I've been doing some PD and teacher education on UDL and the one hurdle that I come across is introducing UDL in an accessible and accurate way. Hitting people with the checkpoints or guidelines early one can be a little overwhelming for them. I came up with a short presentation that begins with: "Think of a teacher who communicates clearly, sparks student interest, and cares about every student in his or her classroom."
Here's a short presentation that builds on that.https://docs.google.com/present/view?id=dhjdmfs_393gkm2kvsf hide
It might be helpful to connect UDL to the prior knowledge and experiences of teachers. Otherwise, I get the impression they think it's just another trend.
Hi Christopher -
I love your intro - it definitely pulls you into the discussion. Everyone can think of a teacher with good communication skills but no or few resources or tools. Thanks for sharing!
I recently asked a high school coach why some teams out perform other teams when the pool of athletes seem so similar. "It's because the coach was able to build and 'sell' a program to which the athletes adhered. The students did the scheduled workouts (versus adding their own or completely ignoring the workout schedule), worked out as a team and worked as a team, supported one another during times of difficulty and celebration, and they built on their knowledge. But, in the end, it's because of the coach. The coach holds it all together."
I share that because I think the story is analogous to the embedding of UDL within any educational environment. You need that singular leader who can focus energy on building a support system for teachers which includes training, teacher-specific examples, and the ability to share ideas/question/concerns. This person also needs to gain the support of the school district leaders (or the school leaders if the implementation is at an individual school level) and continue to "sell" the benefits and outcomes related to UDL.
A good coach rarely works alone. Similarly, quality leadership is often marked by one's ability to recruit other individuals whose skills match the needs of the endeavor. To successfully embed UDL, the person or persons who bring the idea to the district/school need to identify others who can help put into action trainings, the creation of teacher-specific examples, and the establishment of a teacher-focused collaborative environment (virtual, face-to-face, or both). In the school setting, I believe that last component is the most challenging.

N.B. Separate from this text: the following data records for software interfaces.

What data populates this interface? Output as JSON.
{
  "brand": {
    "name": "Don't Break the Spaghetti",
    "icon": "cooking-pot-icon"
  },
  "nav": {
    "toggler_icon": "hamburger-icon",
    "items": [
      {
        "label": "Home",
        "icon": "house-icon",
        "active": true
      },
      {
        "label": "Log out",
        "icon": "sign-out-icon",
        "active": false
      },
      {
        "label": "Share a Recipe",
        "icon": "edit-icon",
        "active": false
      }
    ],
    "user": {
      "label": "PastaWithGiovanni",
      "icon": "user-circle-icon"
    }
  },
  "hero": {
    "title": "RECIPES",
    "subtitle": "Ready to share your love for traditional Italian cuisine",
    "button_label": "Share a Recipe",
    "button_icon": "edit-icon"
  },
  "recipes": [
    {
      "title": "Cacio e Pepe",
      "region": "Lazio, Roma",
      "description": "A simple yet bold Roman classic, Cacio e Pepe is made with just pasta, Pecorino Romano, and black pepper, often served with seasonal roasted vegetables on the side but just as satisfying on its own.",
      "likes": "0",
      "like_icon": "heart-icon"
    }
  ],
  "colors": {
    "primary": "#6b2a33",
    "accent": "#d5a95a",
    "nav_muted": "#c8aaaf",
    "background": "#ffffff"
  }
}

The act of sustaining begins on day one. If you're not truly committed to sustaining the effort, why are you beginning? The leader(s) continue(s) to promote UDL, bring in information, and provide multiple examples and input on how it is an effective framework. The other individuals within the UDL camp continue to create, train, support, receive feedback, and improve on their offerings.
Scaling up also occurs at both of these levels. As UDL becomes a recognized guide for curricular design, educators are more likely to accept that UDL can guide all other curricular decisions. However, it takes the leader(s) to establish this connection.
The level of UDL-specific direct instruction/training will continue to evolve with district initiatives, state level mandates and federal changes. Though the instruction and training might change to meet the requirements placed on teachers by these entities, UDL remains the constant. The framework provides a stability to which teachers can connect and rely.
Fantastic insights, Loui - from one who's really been there doing it. I believe that implementation is about creating and building a team of passionate comrades who see the vision and help to support each other in accomplishing it. It's also true, I think, that a great leader quickly looks to expand the commitment horizontally so that should he or she leave, there are others prepared to step into the leadership role and carry on toward acheiving the vision. Too often, when a strong education leader moves on, no one steps in to carry the flag to the finish line. That tells me that the level of commitment was not deep enough or widespread enough within the school community.
What do others think?
The 'evocative title" part is a little intimidating, but I will re-post it just for you, Don. :)
I believe breaking down UDL principals into instructional practices, environment, classroom curriculum materials/resources, technology, etc and then focus on building teachers skills in each area in a structured manner is the best way to approach the development of UDL in schools. Having teachers learn one component at a time,building strong leaders in certain areas is the best way to approach this.